30 January 2019, during a ceremony at the Kulturhuset in Stockholm, the Olof Palme Prize was awarded to Daniel
In an interview Dr Hans Blix -- after many years of experiences as a Swedish diplomat working in various positions in and for the UN -- shares his views on current international relations and challenges and opportunities in the international rules-based order. We are happy to share this interview, provided by the European Leaders Network ELN. A German edition for our German part of our homepage is in preparation.
In this long interview, Dr Blix elaborates on his 2017 ELN commentary ‘From an Isolated Iran to an Isolated US’ in which he states arguments made against the Iran Deal are tenuous; adding he felt it: “important to say that the US is getting away with claiming they are withdrawing from an agreement – it was not an 'agreement'. The Joint Plan of Action was not signed, nor termed a treaty or agreement because that could never be submitted to the US Senate. It was very deliberate. A deal was agreed between countries and given its legal binding force by the Security Council..."
As well as the Iran Deal, Dr Blix shares his views on supporting the integrity of international organisations, Russia-West relations, NATO, and attitudes toward global non-proliferation and arms control:
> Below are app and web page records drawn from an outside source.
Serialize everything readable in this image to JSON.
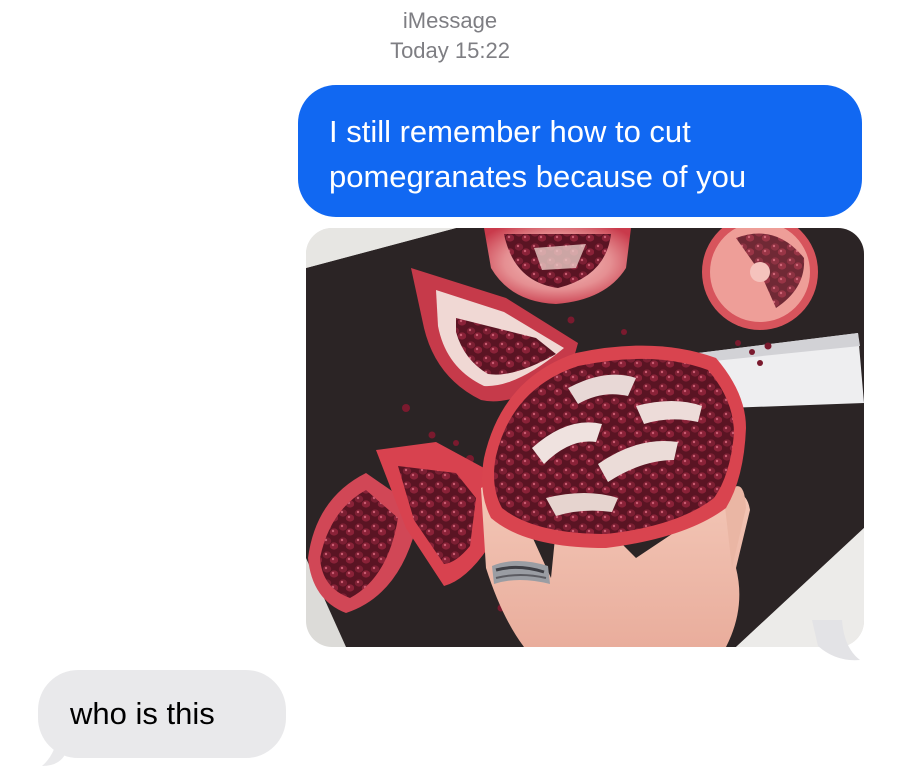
{
  "header": {
    "service": "iMessage",
    "timestamp": "Today 15:22"
  },
  "messages": [
    {
      "direction": "outgoing",
      "text": "I still remember how to cut pomegranates because of you"
    },
    {
      "direction": "outgoing",
      "type": "photo"
    },
    {
      "direction": "incoming",
      "text": "who is this"
    }
  ],
  "colors": {
    "outgoing_bubble": "#1168f2",
    "incoming_bubble": "#e9e9eb",
    "meta_text": "#7e7e83"
  }
}
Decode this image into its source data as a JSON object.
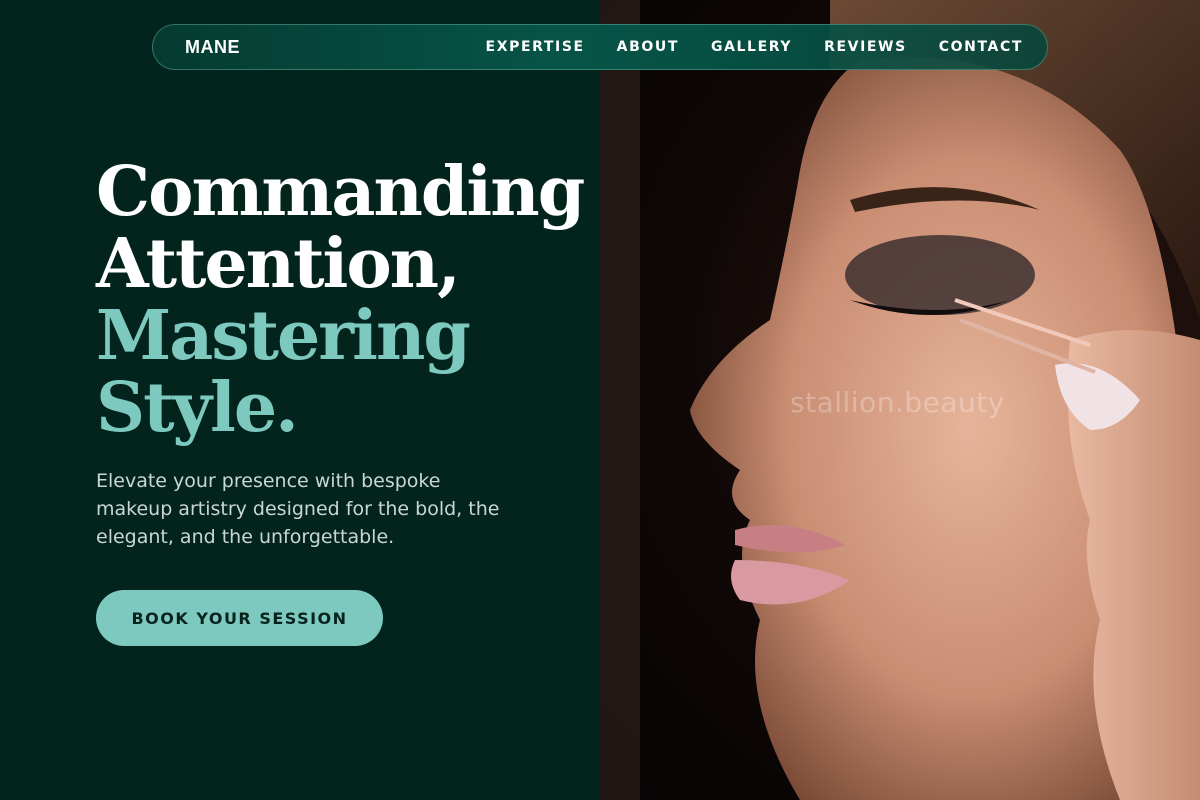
{
  "brand": {
    "name": "MANE"
  },
  "nav": {
    "links": [
      "EXPERTISE",
      "ABOUT",
      "GALLERY",
      "REVIEWS",
      "CONTACT"
    ]
  },
  "hero": {
    "headline_lines": {
      "line1": "Commanding",
      "line2": "Attention,",
      "line3": "Mastering",
      "line4": "Style."
    },
    "subtext": "Elevate your presence with bespoke makeup artistry designed for the bold, the elegant, and the unforgettable.",
    "cta_label": "BOOK YOUR SESSION",
    "image": {
      "description": "close-up makeup application photo",
      "watermark": "stallion.beauty"
    }
  },
  "colors": {
    "background": "#02241c",
    "accent": "#7ec9bf",
    "nav_bg": "#075447",
    "text_light": "#c9d6d2"
  }
}
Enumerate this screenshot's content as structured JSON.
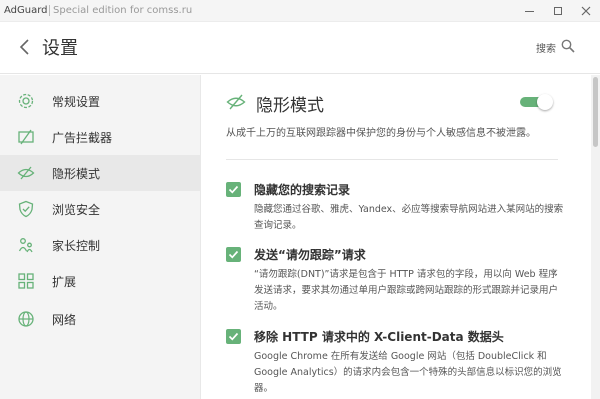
{
  "window": {
    "app_title": "AdGuard",
    "edition": "Special edition for comss.ru"
  },
  "header": {
    "title": "设置",
    "search_label": "搜索"
  },
  "sidebar": {
    "items": [
      {
        "label": "常规设置",
        "icon": "gear-icon"
      },
      {
        "label": "广告拦截器",
        "icon": "ad-block-icon"
      },
      {
        "label": "隐形模式",
        "icon": "eye-slash-icon",
        "active": true
      },
      {
        "label": "浏览安全",
        "icon": "shield-icon"
      },
      {
        "label": "家长控制",
        "icon": "family-icon"
      },
      {
        "label": "扩展",
        "icon": "extensions-icon"
      },
      {
        "label": "网络",
        "icon": "globe-icon"
      }
    ]
  },
  "main": {
    "title": "隐形模式",
    "toggle_on": true,
    "description": "从成千上万的互联网跟踪器中保护您的身份与个人敏感信息不被泄露。",
    "options": [
      {
        "checked": true,
        "title": "隐藏您的搜索记录",
        "description": "隐藏您通过谷歌、雅虎、Yandex、必应等搜索导航网站进入某网站的搜索查询记录。"
      },
      {
        "checked": true,
        "title": "发送“请勿跟踪”请求",
        "description": "“请勿跟踪(DNT)”请求是包含于 HTTP 请求包的字段，用以向 Web 程序发送请求，要求其勿通过单用户跟踪或跨网站跟踪的形式跟踪并记录用户活动。"
      },
      {
        "checked": true,
        "title": "移除 HTTP 请求中的 X-Client-Data 数据头",
        "description": "Google Chrome 在所有发送给 Google 网站（包括 DoubleClick 和 Google Analytics）的请求内会包含一个特殊的头部信息以标识您的浏览器。"
      }
    ]
  },
  "colors": {
    "accent": "#67b279",
    "sidebar_bg": "#f4f4f4",
    "active_item_bg": "#e8e8e8"
  }
}
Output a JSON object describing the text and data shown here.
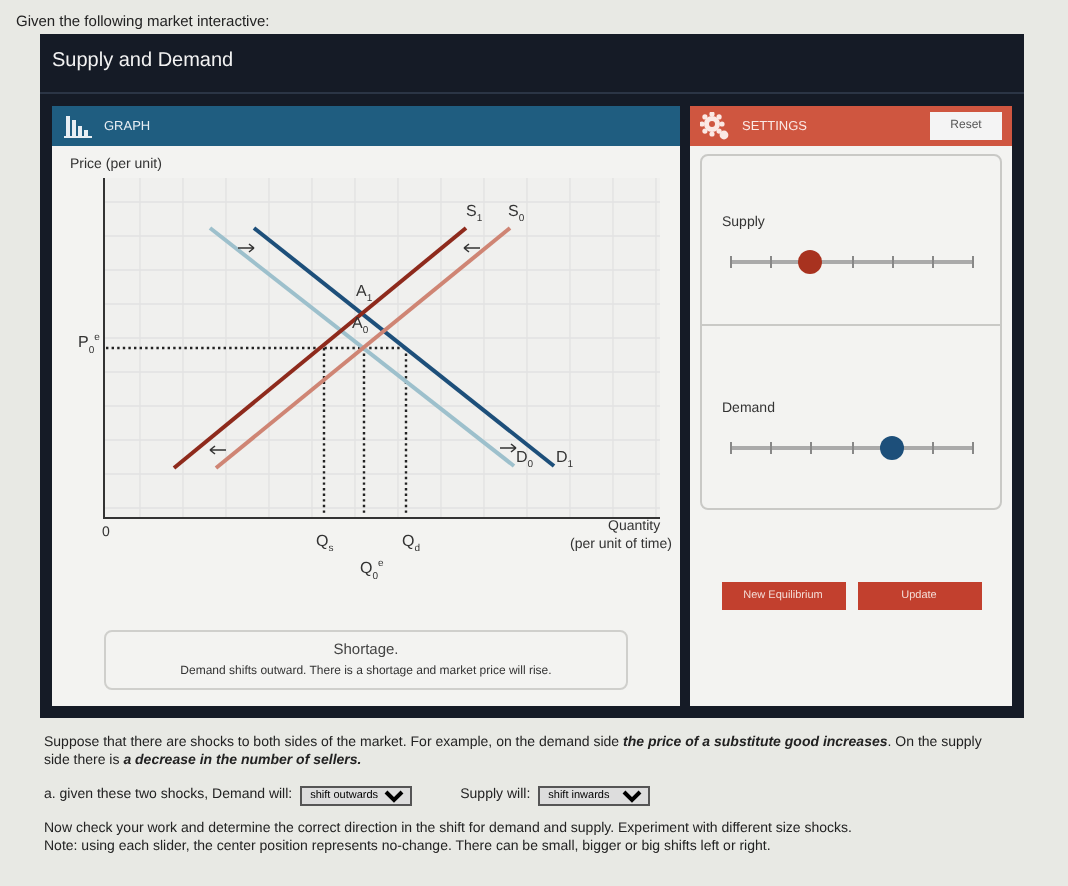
{
  "intro": "Given the following market interactive:",
  "window": {
    "title": "Supply and Demand"
  },
  "graph_panel": {
    "title": "GRAPH",
    "y_axis_label": "Price (per unit)",
    "x_axis_label": "Quantity",
    "x_axis_unit": "(per unit of time)",
    "origin": "0",
    "labels": [
      "S$_{1}$",
      "S$_{0}$",
      "A$_{1}$",
      "A$_{0}$",
      "D$_{0}$",
      "D$_{1}$",
      "P$_{0}$$^{e}$",
      "Q$_{s}$",
      "Q$_{d}$",
      "Q$_{0}$$^{e}$"
    ]
  },
  "status": {
    "title": "Shortage.",
    "message": "Demand shifts outward. There is a shortage and market price will rise."
  },
  "settings": {
    "title": "SETTINGS",
    "reset": "Reset",
    "sliders": [
      {
        "label": "Supply",
        "level": 0.333,
        "color": "#a8321f"
      },
      {
        "label": "Demand",
        "level": 0.667,
        "color": "#1d4f7a"
      }
    ],
    "buttons": [
      "New Equilibrium",
      "Update"
    ]
  },
  "question": {
    "text": "Suppose that there are shocks to both sides of the market. For example, on the demand side **the price of a substitute good increases**. On the supply side there is **a decrease in the number of sellers.**",
    "prompt": "a. given these two shocks, Demand will:",
    "demand_choice": "shift outwards",
    "supply_prompt": "Supply will:",
    "supply_choice": "shift inwards",
    "notes": [
      "Now check your work and determine the correct direction in the shift for demand and supply. Experiment with different size shocks.",
      "Note: using each slider, the center position represents no-change. There can be small, bigger or big shifts left or right."
    ]
  }
}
81 European political, diplomatic and military leadership figures are appealing to both Russia and the US not to take unilateral action that would jeopardise the future of the INF Treaty without further efforts, such a move would likely trigger an arms race and damage the global nuclear non-proliferation regime.
Early October 2018 President Trump announced his intention to terminate the INF agreement on banning land-based nuclear medium-range missiles which Ronald Reagan and Mikhail Gorbachev in 1987 had agreed upon. Trump's announcement has led to a quick reaction in Germany: On 26 October 2018 nine former SPD leaders and four former ministers issued a call to stop a new nuclear arms race in Europe. "New intermediate range missiles will have even less warning time than the systems of the 1980s, the very weapons against which millions of people took to the streets in peaceful manifestations. This increases the risk of an unintended nuclear confrontation due to errors and miscalculations." Within a week more than 5,000 German citizens had declared their support via the Internet: No nuclear arms race in Europe!
My daughter Nika was born just a few years after Gorbachev and President Ronald Reagan signed the 1987 Intermediate-range Nuclear Forces (INF) Treaty, one of the world’s most important nuclear arms accords. With the stroke of two pens, the agreement banned an entire class of nuclear weapons, led to the destruction of nearly 2,700 warheads and diminished the threat of nuclear war in Europe. At the time, Gorbachev said, “We can be proud to plant this sapling, which someday may grow to be a full tree of peace.” Thirty-one years later, President Trump is taking an ax to that tree. This month, he announced that the United States will withdraw from the INF, all but inviting a new arms race: “We have more money than anybody else by far,” Trump said. “We’ll build it up until [China and Russia] come to their senses.”